By Tom Alvarez, Indianapolis Performing Arts Examiner
January 14, 2011
It was going to take more than a bad cold to keep Sam Harris down. Reinforcing that “the show must go on,” and like the trouper he is, Harris brought down the house during Broadway, Ballads & Blues, the 2012 season opener, at the Cabaret at the Columbia Club, Friday night. The show repeats Saturday at 8:00 p.m.
Ingesting tea, honey, apple juice and a throat spray that were placed on top of the grand piano and which he used frequently throughout his show, he was not only able to sing (against his doctor’s orders he told the audience) – he sang like a man possessed.
Harris, who was accompanied by his long time music director and pianist, Todd Schroeder, dazzled the audience with a performance that showed off his tremendous vocals and his considerable comic talent as well. Demonstrating both an extraordinary vocal and emotional range, Harris was deeply moving as he sang ballads such as Everyone’s Gone to the Moon, I Honestly Love You and In My Life.
After talking about his boyhood in Oklahoma during which he said, “other boys were playing ball, while I was singing Stormy Weather,” Harris launched into a stunning interpretation of the Harold Arlen classic that was beyond passionate in its delivery.
Known for his biting social and political commentary, Harris did not disappoint in his Cabaret debut. Spontaneous and unfiltered, he delighted the packed room with hilarious patter, particularly when he read from a list he drew up of both good and bad things that happened in 2011.
The bad things included everything from the death of Osama Bin Laden to Casey Anthony to Kim Kardashian’s 72-day wedding. They also included various surgeries (hip, knee and disc) that he endured last year to repair injuries he says were sustained while performing.
Sharing that his close friend Liza Minnelli also has experienced her share of show business-related injuries, Harris sang a parody of Razzle Dazzle (Chicago) which he wrote. Making fun of their “bionic parts,” the two sang the song together recently in a show called Schmooli and Minnooli, which they performed in New York and are further developing.
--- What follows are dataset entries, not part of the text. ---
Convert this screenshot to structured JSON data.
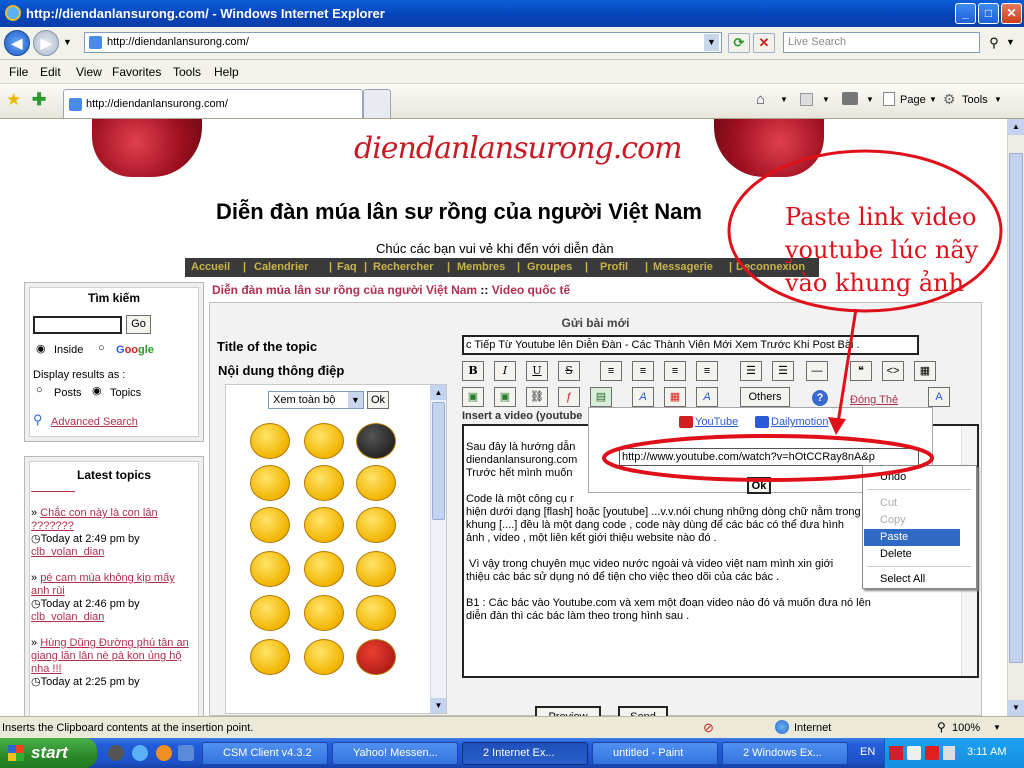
{
  "window": {
    "title": "http://diendanlansurong.com/ - Windows Internet Explorer",
    "min": "_",
    "max": "□",
    "close": "✕"
  },
  "address": {
    "url": "http://diendanlansurong.com/",
    "search_placeholder": "Live Search"
  },
  "menu": [
    "File",
    "Edit",
    "View",
    "Favorites",
    "Tools",
    "Help"
  ],
  "tab": {
    "label": "http://diendanlansurong.com/"
  },
  "cmdbar": {
    "page": "Page",
    "tools": "Tools"
  },
  "site": {
    "logo_text": "diendanlansurong.com",
    "title": "Diễn đàn múa lân sư rồng của người Việt Nam",
    "welcome": "Chúc các bạn vui vẻ khi đến với diễn đàn",
    "nav": [
      "Accueil",
      "Calendrier",
      "Faq",
      "Rechercher",
      "Membres",
      "Groupes",
      "Profil",
      "Messagerie",
      "Deconnexion"
    ],
    "breadcrumb_home": "Diễn đàn múa lân sư rồng của người Việt Nam",
    "breadcrumb_sep": "::",
    "breadcrumb_cat": "Video quốc tế"
  },
  "search": {
    "heading": "Tìm kiếm",
    "go": "Go",
    "inside": "Inside",
    "google_g": "G",
    "google_oo": "oo",
    "google_gle": "gle",
    "display_label": "Display results as :",
    "posts": "Posts",
    "topics": "Topics",
    "advanced": "Advanced Search"
  },
  "latest": {
    "heading": "Latest topics",
    "items": [
      {
        "title": "Chắc con này là con lân ???????",
        "time": "Today at 2:49 pm by",
        "author": "clb_volan_dian"
      },
      {
        "title": "pé cam múa không kịp mấy anh rùi",
        "time": "Today at 2:46 pm by",
        "author": "clb_volan_dian"
      },
      {
        "title": "Hùng Dũng Đường phú tân an giang lăn lân nè pà kon ủng hộ nha !!!",
        "time": "Today at 2:25 pm by",
        "author": ""
      }
    ]
  },
  "post": {
    "header": "Gửi bài mới",
    "title_label": "Title of the topic",
    "title_value": "c Tiếp Từ Youtube lên Diễn Đàn - Các Thành Viên Mới Xem Trước Khi Post Bài .",
    "content_label": "Nội dung thông điệp",
    "smiley_select": "Xem toàn bộ",
    "ok": "Ok",
    "others": "Others",
    "dong_the": "Đóng Thẻ",
    "insert_video": "Insert a video (youtube",
    "editor_lines": [
      "Sau đây là hướng dẫn",
      "diendanlansurong.com",
      "Trước hết mình muốn",
      "",
      "Code là một công cụ r",
      "hiện dưới dạng [flash] hoặc [youtube] ...v.v.nói chung những dòng chữ nằm trong",
      "khung [....] đều là một dạng code , code này dùng để các bác có thể đưa hình",
      "ảnh , video , một liên kết giới thiệu website nào đó .",
      "",
      " Vì vậy trong chuyên mục video nước ngoài và video việt nam mình xin giới",
      "thiệu các bác sử dụng nó để tiện cho việc theo dõi của các bác .",
      "",
      "B1 : Các bác vào Youtube.com và xem một đoạn video nào đó và muốn đưa nó lên",
      "diễn đàn thì các bác làm theo trong hình sau ."
    ],
    "preview": "Preview",
    "send": "Send"
  },
  "video_popup": {
    "youtube": "YouTube",
    "dailymotion": "Dailymotion",
    "url_value": "http://www.youtube.com/watch?v=hOtCCRay8nA&p",
    "ok": "Ok"
  },
  "context_menu": [
    "Undo",
    "Cut",
    "Copy",
    "Paste",
    "Delete",
    "Select All"
  ],
  "annotation": {
    "lines": [
      "Paste link video",
      "youtube lúc nãy",
      "vào khung ảnh"
    ],
    "color": "#e0101a"
  },
  "status": {
    "text": "Inserts the Clipboard contents at the insertion point.",
    "zone": "Internet",
    "zoom": "100%"
  },
  "taskbar": {
    "start": "start",
    "items": [
      "CSM Client v4.3.2",
      "Yahoo! Messen...",
      "2 Internet Ex...",
      "untitled - Paint",
      "2 Windows Ex..."
    ],
    "lang": "EN",
    "time": "3:11 AM"
  }
}
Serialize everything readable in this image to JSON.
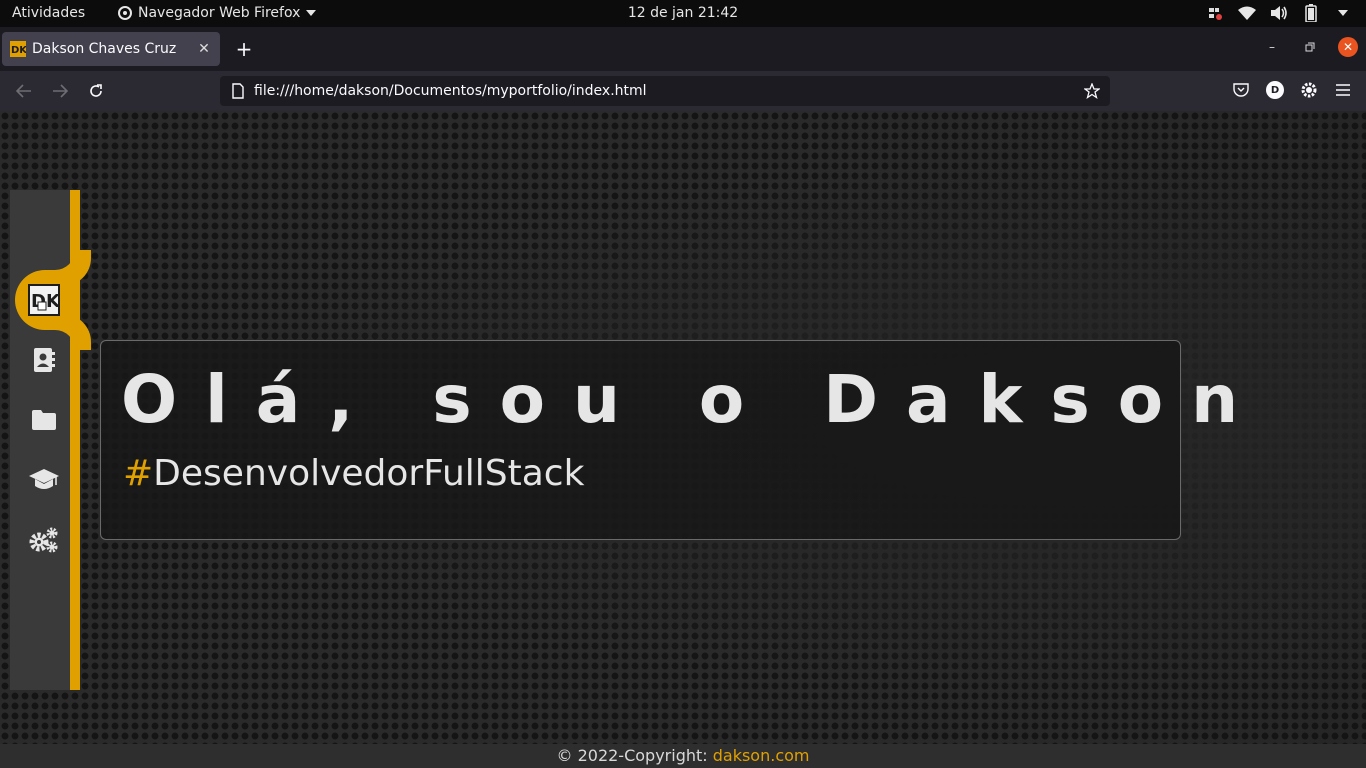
{
  "system": {
    "activities": "Atividades",
    "app_menu": "Navegador Web Firefox",
    "clock": "12 de jan  21:42"
  },
  "browser": {
    "tab_title": "Dakson Chaves Cruz",
    "url": "file:///home/dakson/Documentos/myportfolio/index.html",
    "account_initial": "D"
  },
  "page": {
    "hero_title": "Olá, sou o Dakson",
    "hero_hash": "#",
    "hero_subtitle": "DesenvolvedorFullStack",
    "footer_text": "© 2022-Copyright: ",
    "footer_link": "dakson.com",
    "accent_color": "#e0a100",
    "sidebar_icons": [
      "dk-logo-icon",
      "contact-card-icon",
      "folder-icon",
      "graduation-cap-icon",
      "gears-icon"
    ]
  }
}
Hoping for a better new year to come, Harris, who counts himself as a positive thinker, later sang a sweetly tender version of Cockeyed Optimist.
Harris’ upcoming year will include a Broadway bound musical about Al Jolson, an entertainer he admires and whose essence he hopes to capture on stage. Singing Jolson’s signature song, Swanee, Harris proved that he has what it takes to do justice to an icon celebrated for his vibrant stage presence.
Singing Over the Rainbow, Harris closed his show with the song (a version so totally his own) that made him famous as the grand champion of the television show, Star Search, in 1984.
After seeing Harris perform live, it’s easy to understand why he has enjoyed longevity as a musical theatre performer, pop singer, songwriter, recording artist and television, stage and film actor, since his discovery. Rarely does one experience a performer so completely committed to his audience, so in the moment and so thoroughly original.
For tickets and information about Broadway, Ballads & Blues, featuring Sam Harris, which continues Saturday at 8:00 p.m., call the Cabaret at the Columbia box office at (317) 275-1169 or visit www.thecabaret.org.
Click here to read the full review.